= Your task =
Your answer should hold each line of the material that contains the word "خدمت".

┌────────

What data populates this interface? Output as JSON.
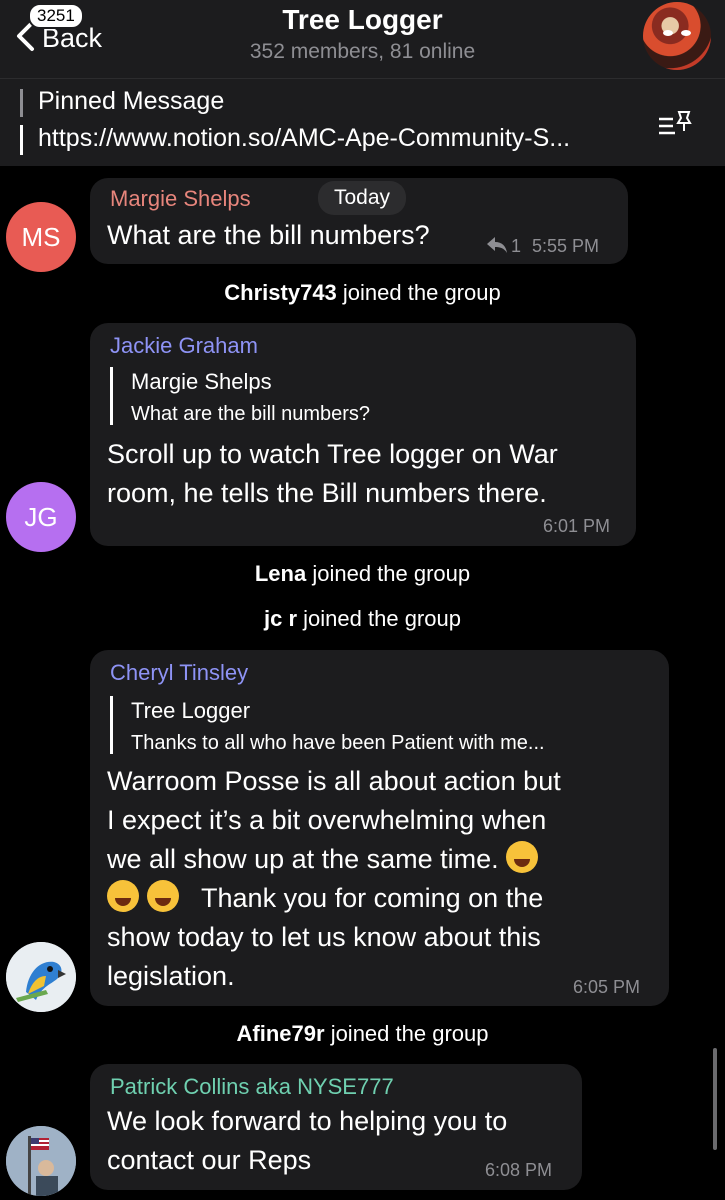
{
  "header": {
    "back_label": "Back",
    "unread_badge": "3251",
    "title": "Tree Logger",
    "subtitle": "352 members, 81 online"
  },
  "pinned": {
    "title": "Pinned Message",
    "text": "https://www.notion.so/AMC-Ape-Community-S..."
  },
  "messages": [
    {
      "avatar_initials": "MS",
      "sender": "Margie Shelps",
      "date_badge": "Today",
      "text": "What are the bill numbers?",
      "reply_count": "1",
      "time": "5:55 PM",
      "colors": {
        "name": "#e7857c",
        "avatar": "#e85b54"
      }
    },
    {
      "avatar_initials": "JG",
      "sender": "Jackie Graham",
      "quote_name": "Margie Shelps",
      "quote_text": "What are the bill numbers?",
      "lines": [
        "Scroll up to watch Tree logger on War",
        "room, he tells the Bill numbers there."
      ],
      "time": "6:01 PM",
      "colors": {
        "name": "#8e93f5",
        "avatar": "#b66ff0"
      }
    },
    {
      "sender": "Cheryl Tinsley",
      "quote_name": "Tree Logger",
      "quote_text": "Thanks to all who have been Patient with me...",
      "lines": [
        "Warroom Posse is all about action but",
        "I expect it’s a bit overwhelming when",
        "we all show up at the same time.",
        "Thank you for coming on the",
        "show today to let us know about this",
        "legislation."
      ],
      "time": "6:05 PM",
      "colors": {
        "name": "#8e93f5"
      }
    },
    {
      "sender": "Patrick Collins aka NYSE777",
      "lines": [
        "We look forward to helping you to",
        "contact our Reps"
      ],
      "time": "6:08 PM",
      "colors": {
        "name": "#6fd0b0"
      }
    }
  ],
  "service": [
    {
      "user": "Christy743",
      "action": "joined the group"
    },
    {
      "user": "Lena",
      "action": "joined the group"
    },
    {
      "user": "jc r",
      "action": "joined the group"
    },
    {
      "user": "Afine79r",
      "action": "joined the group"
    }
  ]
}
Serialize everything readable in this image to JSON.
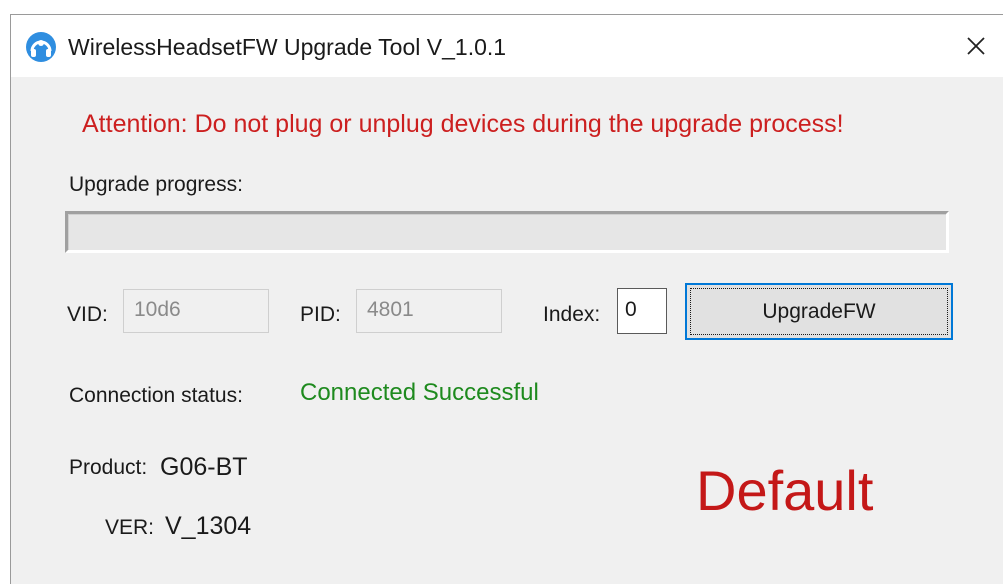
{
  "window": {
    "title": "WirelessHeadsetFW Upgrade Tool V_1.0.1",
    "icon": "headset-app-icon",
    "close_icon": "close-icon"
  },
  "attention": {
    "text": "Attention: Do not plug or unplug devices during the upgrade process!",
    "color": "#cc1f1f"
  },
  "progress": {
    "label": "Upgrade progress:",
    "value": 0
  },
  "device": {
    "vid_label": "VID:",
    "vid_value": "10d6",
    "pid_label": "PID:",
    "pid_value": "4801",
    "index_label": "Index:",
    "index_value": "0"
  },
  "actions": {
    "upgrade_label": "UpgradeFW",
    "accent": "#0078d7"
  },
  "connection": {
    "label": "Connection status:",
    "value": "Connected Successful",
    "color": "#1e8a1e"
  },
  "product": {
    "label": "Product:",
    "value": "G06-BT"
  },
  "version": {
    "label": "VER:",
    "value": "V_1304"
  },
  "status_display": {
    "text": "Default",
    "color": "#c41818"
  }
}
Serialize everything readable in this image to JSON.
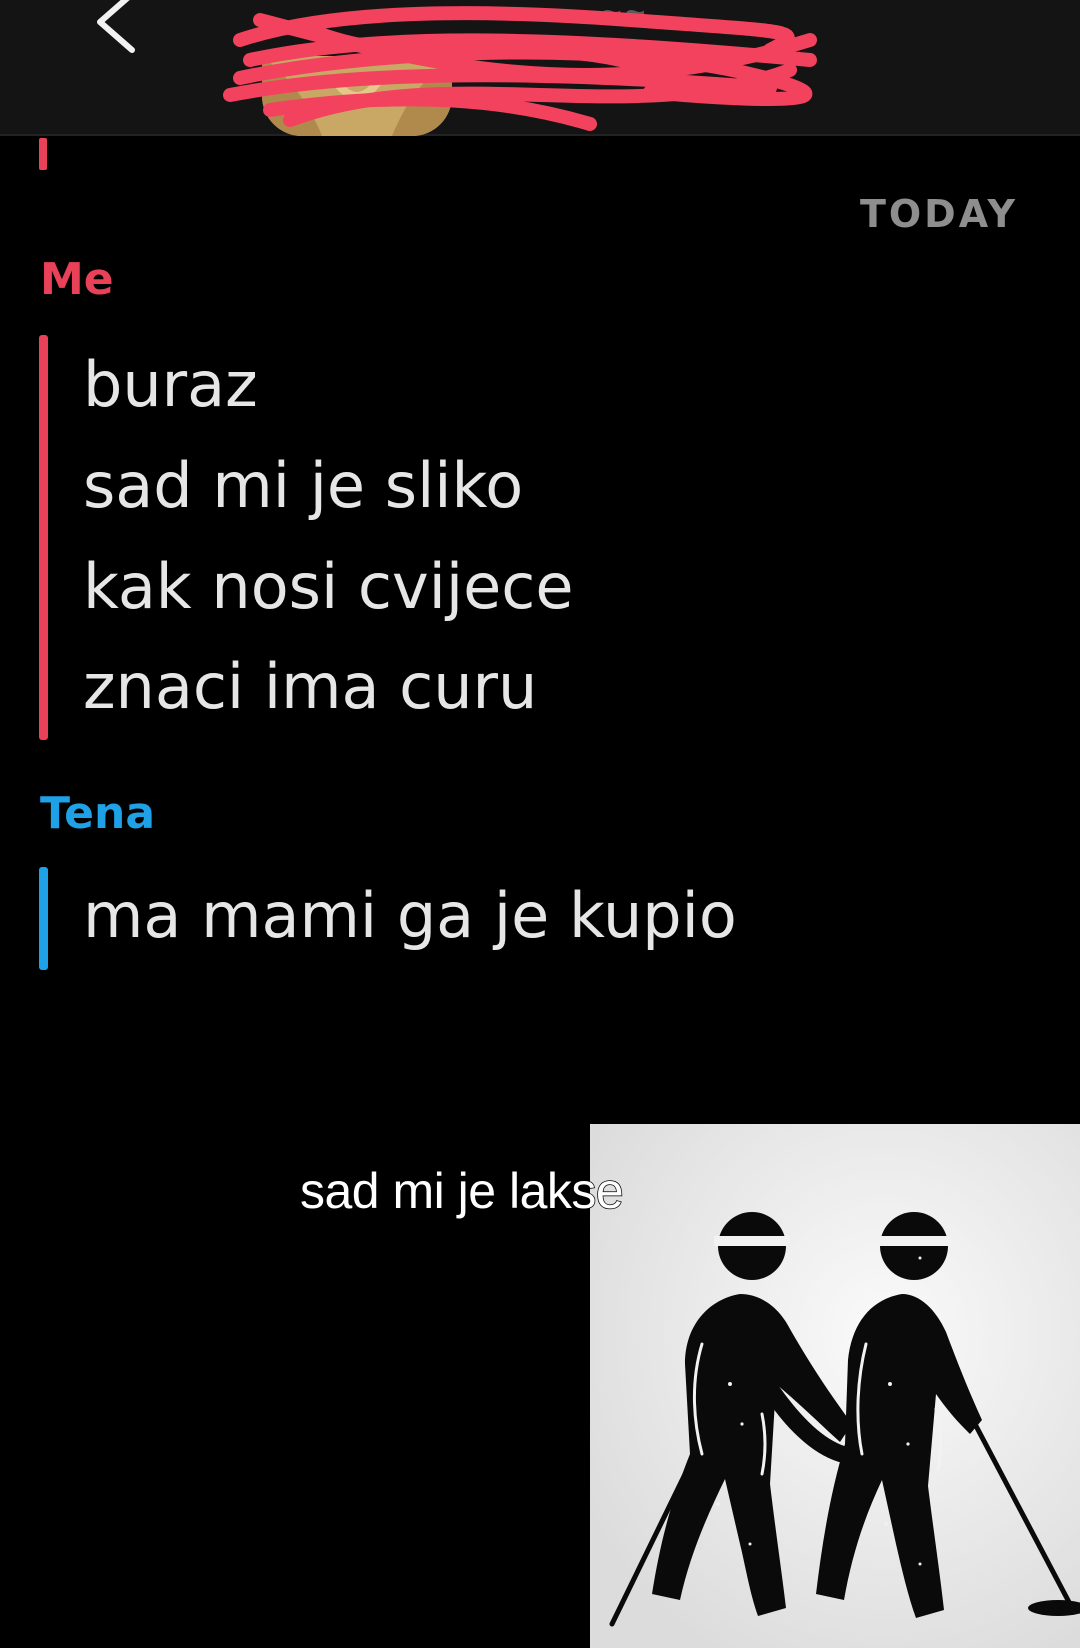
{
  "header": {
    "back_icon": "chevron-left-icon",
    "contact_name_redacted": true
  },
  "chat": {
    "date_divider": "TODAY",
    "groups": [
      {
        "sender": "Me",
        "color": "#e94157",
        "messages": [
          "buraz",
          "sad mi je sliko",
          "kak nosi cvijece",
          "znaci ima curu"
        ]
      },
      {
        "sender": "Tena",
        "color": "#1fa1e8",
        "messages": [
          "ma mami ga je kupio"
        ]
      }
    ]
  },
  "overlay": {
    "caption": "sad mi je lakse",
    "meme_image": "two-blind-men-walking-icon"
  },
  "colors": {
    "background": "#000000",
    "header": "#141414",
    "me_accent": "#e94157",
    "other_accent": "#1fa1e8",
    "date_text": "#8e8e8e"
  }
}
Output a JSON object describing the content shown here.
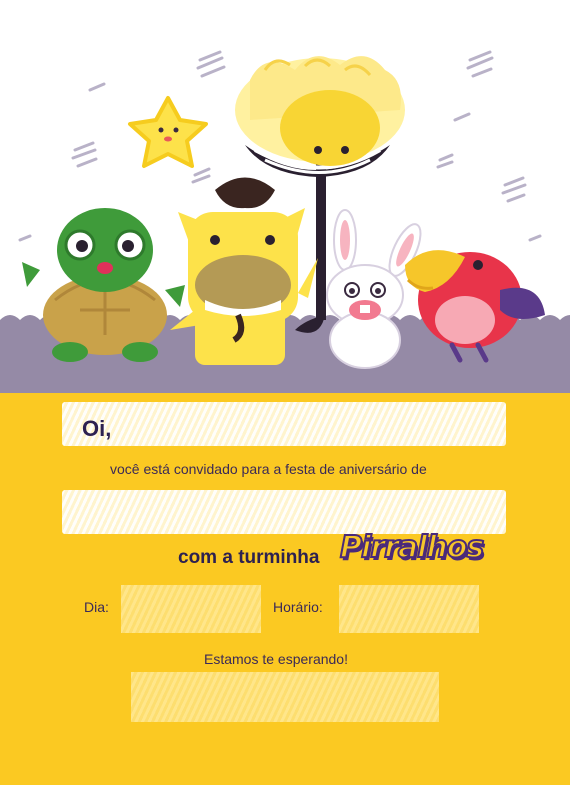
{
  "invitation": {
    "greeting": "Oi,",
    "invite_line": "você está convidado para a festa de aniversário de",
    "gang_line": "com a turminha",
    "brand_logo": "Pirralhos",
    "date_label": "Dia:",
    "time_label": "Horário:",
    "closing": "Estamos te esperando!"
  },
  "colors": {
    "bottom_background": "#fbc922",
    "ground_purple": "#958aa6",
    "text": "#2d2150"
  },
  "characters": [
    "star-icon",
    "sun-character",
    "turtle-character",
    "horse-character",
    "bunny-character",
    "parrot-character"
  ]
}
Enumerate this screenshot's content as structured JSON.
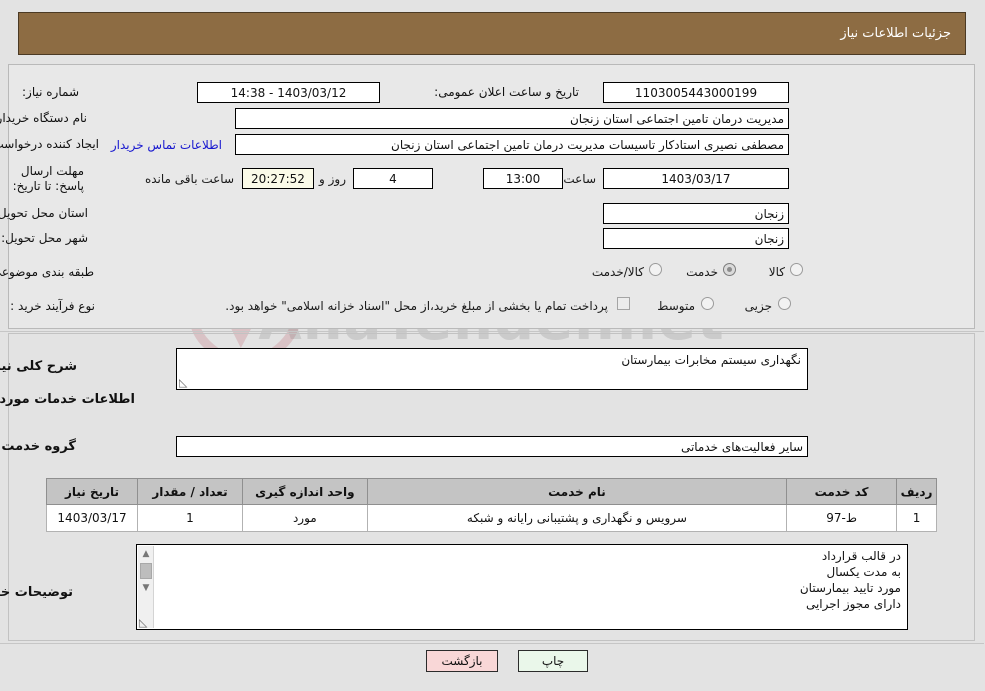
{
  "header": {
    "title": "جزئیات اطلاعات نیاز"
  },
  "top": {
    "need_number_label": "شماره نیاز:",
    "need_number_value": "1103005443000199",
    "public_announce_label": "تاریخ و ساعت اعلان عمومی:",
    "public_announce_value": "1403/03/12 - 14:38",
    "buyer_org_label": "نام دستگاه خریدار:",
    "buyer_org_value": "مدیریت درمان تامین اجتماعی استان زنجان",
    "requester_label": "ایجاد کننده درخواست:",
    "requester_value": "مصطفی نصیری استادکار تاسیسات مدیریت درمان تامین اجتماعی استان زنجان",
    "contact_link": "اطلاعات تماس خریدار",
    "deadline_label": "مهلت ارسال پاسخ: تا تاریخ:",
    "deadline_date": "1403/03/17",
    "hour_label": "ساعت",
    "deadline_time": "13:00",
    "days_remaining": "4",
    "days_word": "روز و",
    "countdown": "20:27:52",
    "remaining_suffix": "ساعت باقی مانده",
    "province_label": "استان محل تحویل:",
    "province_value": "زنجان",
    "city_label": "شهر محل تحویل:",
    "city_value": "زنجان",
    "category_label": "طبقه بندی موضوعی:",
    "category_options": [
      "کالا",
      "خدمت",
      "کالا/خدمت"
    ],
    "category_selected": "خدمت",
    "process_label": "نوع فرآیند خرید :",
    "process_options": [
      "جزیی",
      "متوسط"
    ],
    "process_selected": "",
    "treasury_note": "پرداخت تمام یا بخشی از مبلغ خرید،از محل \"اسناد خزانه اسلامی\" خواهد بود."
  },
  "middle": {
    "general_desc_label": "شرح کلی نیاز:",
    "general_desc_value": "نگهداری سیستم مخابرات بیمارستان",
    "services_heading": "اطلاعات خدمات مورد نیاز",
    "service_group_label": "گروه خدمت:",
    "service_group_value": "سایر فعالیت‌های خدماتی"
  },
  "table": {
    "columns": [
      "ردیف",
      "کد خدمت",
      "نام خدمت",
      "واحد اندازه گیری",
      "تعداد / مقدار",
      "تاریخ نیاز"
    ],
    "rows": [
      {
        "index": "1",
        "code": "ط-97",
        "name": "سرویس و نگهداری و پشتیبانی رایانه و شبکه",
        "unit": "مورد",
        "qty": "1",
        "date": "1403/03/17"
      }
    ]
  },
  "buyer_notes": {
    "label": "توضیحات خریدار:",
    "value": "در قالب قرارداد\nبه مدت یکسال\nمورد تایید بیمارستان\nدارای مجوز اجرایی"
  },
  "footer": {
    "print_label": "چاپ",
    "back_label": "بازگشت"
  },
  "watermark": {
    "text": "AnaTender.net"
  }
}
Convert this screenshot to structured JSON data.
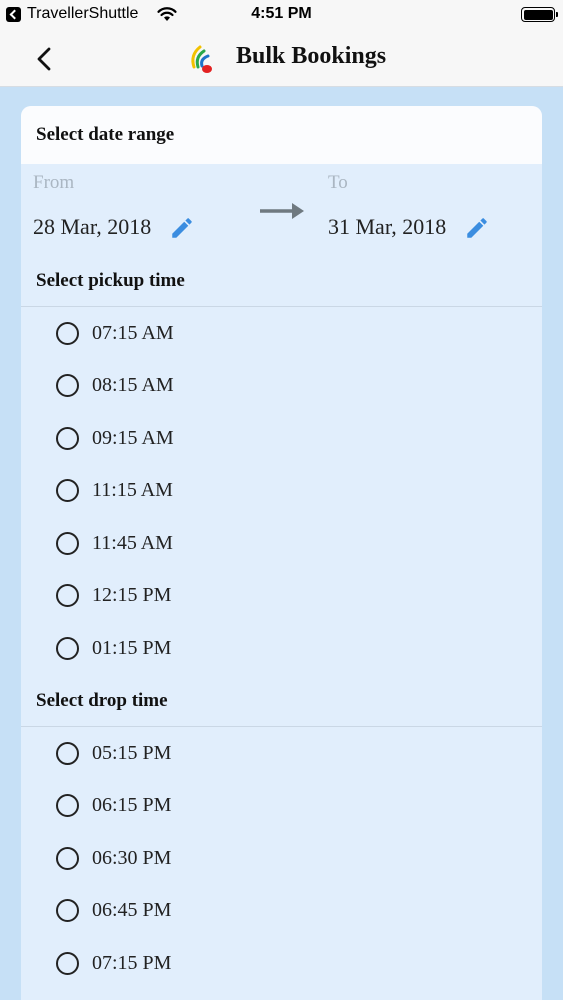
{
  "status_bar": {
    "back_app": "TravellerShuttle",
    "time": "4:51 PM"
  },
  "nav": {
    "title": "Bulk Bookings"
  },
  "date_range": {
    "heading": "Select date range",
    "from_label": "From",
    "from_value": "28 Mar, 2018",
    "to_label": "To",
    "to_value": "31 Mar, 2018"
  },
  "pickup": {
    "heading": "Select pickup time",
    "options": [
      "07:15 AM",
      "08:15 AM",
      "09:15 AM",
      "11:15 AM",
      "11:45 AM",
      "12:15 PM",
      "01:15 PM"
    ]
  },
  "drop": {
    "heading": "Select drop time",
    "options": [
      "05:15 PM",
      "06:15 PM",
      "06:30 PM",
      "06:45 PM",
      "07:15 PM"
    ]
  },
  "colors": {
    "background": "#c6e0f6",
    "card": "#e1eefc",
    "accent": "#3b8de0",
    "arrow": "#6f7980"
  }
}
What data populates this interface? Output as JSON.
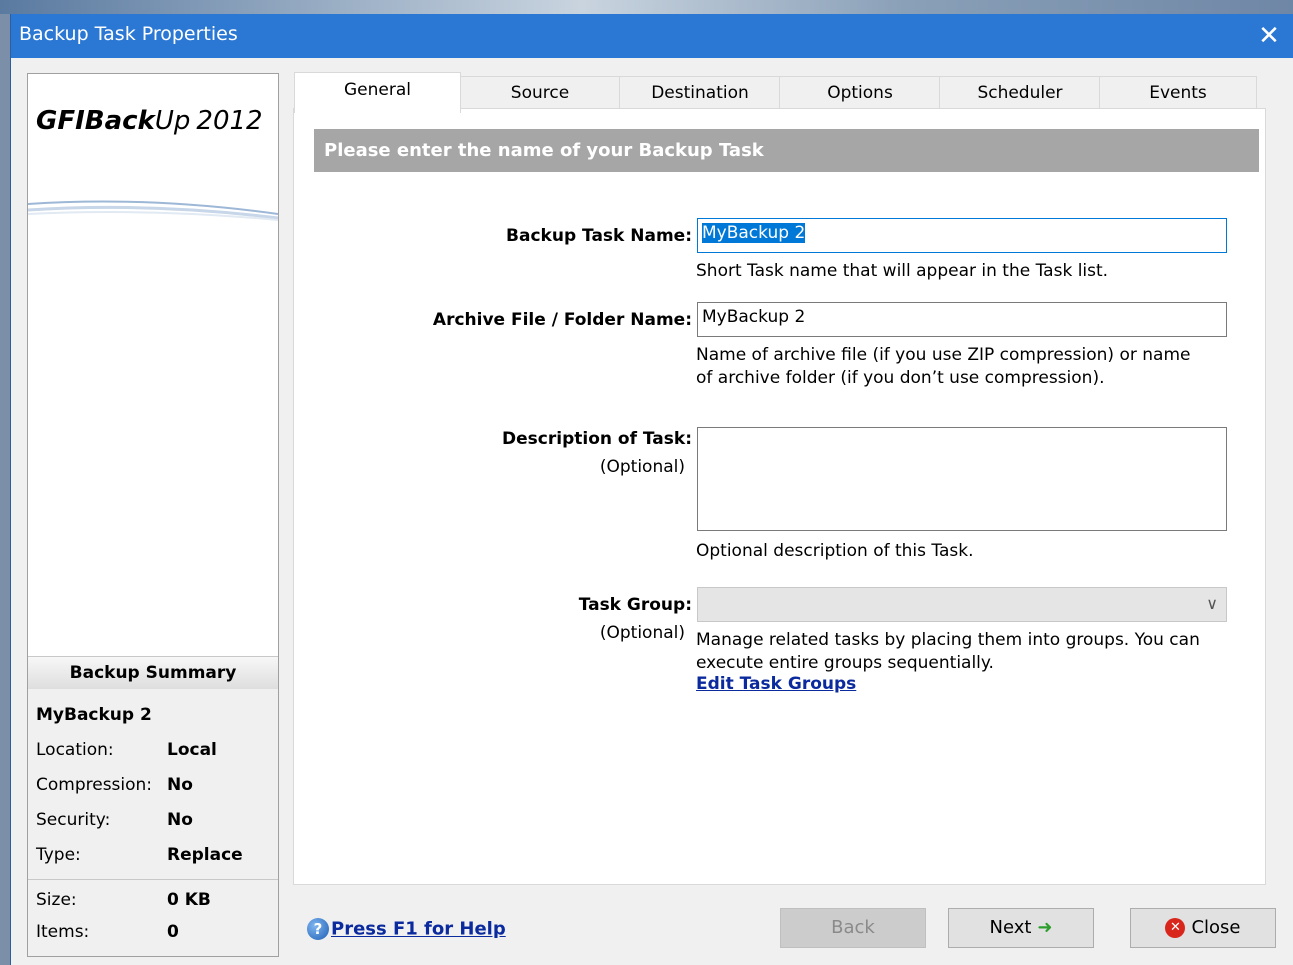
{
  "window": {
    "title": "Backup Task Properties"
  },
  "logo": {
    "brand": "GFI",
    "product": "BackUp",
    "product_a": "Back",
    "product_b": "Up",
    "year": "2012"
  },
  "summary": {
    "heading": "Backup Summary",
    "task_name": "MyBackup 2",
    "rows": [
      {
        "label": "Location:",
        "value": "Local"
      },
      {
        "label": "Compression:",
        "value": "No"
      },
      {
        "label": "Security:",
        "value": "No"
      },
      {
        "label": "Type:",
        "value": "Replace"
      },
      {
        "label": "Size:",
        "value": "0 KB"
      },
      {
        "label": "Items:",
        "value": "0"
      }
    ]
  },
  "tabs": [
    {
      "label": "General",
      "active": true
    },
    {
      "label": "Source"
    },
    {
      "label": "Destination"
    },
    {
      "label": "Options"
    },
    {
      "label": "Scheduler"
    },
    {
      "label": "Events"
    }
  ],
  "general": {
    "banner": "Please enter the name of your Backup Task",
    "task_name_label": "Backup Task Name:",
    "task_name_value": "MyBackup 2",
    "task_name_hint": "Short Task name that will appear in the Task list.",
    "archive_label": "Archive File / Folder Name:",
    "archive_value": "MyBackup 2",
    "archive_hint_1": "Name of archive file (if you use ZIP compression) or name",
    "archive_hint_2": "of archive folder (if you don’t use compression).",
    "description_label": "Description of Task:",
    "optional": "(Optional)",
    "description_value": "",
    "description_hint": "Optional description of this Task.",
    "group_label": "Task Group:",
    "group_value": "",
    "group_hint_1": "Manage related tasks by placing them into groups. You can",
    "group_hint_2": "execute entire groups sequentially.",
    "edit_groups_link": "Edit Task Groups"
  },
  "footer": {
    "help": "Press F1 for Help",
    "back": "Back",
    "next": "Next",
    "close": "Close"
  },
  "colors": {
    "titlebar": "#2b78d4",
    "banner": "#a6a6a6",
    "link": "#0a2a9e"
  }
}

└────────

= Solved problem =
      "خدمت",
      "کالا/خدمت"
    "category_selected": "خدمت",
    "service_group_label": "گروه خدمت:",
      "کد خدمت",
      "نام خدمت",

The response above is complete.